───── Extracted records ─────
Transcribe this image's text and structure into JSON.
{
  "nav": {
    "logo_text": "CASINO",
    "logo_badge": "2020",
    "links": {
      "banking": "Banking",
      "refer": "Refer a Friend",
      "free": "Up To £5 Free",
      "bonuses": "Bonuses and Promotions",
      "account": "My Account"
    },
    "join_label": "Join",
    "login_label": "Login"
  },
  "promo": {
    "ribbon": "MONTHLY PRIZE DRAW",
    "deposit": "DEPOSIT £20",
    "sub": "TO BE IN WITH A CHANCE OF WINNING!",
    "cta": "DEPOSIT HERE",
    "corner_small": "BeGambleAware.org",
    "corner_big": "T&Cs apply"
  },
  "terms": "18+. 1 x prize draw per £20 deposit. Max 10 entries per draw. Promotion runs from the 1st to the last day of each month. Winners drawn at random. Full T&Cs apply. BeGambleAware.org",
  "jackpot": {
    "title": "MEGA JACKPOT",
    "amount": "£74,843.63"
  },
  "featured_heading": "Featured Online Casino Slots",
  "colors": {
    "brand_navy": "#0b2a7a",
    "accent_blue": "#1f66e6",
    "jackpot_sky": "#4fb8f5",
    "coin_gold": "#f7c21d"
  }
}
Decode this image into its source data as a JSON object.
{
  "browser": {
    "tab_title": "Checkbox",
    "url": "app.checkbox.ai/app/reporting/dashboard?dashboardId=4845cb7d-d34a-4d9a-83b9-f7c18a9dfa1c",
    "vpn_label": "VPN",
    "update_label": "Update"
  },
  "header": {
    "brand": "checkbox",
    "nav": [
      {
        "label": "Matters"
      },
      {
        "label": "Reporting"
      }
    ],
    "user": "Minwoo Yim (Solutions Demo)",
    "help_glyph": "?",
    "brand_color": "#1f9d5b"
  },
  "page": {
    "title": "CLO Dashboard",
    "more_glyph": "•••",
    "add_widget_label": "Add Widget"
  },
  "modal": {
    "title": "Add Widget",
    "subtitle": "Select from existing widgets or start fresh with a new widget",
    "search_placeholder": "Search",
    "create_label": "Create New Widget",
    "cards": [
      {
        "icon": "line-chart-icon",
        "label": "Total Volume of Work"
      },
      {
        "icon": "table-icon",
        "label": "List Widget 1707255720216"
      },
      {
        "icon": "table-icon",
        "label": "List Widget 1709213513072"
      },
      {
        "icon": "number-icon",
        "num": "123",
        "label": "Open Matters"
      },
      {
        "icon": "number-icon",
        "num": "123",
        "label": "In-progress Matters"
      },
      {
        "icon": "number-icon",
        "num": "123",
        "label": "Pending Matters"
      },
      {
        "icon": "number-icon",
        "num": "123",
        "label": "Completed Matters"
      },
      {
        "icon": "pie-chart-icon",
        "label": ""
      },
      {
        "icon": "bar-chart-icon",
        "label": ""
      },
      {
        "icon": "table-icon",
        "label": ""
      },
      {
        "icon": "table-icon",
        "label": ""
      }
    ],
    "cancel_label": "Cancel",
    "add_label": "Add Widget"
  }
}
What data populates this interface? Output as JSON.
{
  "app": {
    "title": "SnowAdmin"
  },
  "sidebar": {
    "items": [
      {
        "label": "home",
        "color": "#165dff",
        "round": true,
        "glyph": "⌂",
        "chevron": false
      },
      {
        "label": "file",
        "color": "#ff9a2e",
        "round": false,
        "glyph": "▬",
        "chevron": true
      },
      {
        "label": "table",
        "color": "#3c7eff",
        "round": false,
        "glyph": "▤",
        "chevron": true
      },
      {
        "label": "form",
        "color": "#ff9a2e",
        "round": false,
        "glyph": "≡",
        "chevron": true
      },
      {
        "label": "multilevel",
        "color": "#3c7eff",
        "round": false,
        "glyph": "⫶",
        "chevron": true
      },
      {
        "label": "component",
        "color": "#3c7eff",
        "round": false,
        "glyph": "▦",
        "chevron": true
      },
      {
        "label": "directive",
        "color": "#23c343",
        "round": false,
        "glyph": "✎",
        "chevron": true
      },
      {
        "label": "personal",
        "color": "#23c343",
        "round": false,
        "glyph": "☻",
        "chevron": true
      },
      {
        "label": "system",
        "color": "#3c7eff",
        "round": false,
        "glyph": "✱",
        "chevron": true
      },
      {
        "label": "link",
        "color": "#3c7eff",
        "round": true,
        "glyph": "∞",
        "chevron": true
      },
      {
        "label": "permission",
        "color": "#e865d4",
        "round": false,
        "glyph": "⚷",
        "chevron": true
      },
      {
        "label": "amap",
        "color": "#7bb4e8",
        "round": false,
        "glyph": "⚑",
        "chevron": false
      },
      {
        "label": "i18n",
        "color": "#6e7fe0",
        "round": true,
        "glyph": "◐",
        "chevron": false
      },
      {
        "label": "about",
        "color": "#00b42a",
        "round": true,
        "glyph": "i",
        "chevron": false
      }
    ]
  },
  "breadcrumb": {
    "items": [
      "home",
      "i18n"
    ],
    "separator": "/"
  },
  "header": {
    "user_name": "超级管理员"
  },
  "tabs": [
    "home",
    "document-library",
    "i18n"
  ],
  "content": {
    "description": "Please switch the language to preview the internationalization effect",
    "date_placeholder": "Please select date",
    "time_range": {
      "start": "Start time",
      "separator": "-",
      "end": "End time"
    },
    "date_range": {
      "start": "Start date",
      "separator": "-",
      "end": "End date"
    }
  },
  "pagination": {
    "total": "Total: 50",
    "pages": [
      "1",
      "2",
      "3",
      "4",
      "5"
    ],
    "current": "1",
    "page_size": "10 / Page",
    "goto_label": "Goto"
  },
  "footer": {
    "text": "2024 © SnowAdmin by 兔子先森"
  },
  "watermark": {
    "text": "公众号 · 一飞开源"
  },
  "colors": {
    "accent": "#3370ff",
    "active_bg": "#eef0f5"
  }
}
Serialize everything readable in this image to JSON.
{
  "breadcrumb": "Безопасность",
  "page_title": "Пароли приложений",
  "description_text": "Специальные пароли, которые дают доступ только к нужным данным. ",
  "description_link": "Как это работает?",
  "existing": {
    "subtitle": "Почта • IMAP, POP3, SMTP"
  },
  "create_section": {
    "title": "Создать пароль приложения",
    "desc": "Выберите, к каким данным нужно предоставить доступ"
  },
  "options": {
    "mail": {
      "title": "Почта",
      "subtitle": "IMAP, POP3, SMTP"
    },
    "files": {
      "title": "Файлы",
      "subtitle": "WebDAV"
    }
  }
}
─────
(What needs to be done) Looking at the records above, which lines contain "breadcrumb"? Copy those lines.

(Answer to this task)
  "breadcrumb": {
  "breadcrumb": "Безопасность",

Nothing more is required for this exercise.